As senior Ryan Robinson left a gas station in Guatemala, he saw something he had never seen before.
Outside stood a security guard with a shotgun slung over his shoulder, a chilling reminder that he was no longer in the U.S.
“It’s not anything we’re used to here; I don’t usually see a guy with a shotgun as I walk out of a store,” Robinson said.
Armed guards and houses surrounded by barbed wire were some of the sights that shocked Robinson and the other members of the Taylor men’s basketball team during their recent team mission trip to Guatemala over the summer. The team’s mission? To spread the Gospel and minister through basketball and visiting with local families.
Two of the team members, sophomore Luke Huffer and freshman Carter Wright served as the team’s interpreters throughout the trip, both fluent Spanish speakers.
Leading the team was head coach Josh Andrews; this was his first trip in his seven seasons at Taylor.
The trip was facilitated by Sports Ambassadors, a sports evangelism ministry formerly known as Venture for Victory.
Venture for Victory was founded by Don Odle who coached career at Taylor from 1948 to 1979.
Throughout the trip, the team hosted basketball clinics for local youth as well as other types of ministry, senior Mason Degenkolb said.
Later on, the team stopped at a home for at-risk children where they were greeted with hospitality. In return, the team did whatever they could to put smiles on the children’s faces.
Robinson said helping put smiles on the children’s faces especially the faces of those experiencing tough times was one of his favorite parts of the trip.

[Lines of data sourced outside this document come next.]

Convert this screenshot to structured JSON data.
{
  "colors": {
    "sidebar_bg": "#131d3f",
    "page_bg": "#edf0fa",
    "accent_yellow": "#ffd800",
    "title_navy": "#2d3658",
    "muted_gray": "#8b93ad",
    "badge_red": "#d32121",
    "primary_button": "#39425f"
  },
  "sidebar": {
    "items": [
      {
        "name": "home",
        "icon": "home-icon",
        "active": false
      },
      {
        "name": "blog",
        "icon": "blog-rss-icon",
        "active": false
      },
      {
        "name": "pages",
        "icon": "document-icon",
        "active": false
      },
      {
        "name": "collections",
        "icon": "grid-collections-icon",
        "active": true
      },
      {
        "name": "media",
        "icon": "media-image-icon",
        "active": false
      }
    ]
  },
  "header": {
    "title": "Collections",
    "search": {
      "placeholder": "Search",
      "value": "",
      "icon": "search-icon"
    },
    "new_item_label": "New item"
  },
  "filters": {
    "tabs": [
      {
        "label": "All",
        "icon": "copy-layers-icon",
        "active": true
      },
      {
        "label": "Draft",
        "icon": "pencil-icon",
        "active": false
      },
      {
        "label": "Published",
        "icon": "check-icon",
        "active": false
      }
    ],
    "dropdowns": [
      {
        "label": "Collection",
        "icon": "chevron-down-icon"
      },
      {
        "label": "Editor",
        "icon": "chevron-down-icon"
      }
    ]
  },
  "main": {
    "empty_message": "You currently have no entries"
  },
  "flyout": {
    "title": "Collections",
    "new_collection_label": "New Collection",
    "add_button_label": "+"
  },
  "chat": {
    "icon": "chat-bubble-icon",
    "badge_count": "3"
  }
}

Despite seeing some unpleasant sights, the team also noticed some beauty around them.
Robinson said quite a few of the people they met were very poor, but even in the midst of poverty he and the team could still see the beauty of God’s creation.
Degenkolb said the team saw this beauty in the hospitality and warmth of those they encountered.
“(The hospitality) showed me immediately how open and caring the people were,” Degenkolb said.
Playing sports and leading worship were some of the activities they did with the residents.
Eventually the time came for what Robinson said was the hardest part of the trip — saying goodbye.
Robinson was asked by some of the girls at one of the children’s homes if they were coming back; he said saying goodbye knowing they weren’t coming back was the hardest part of the trip.
Robinson said the greatest lesson he learned while on this trip was to be thankful for the little things we have in the U.S., such as clean drinking water and air conditioning.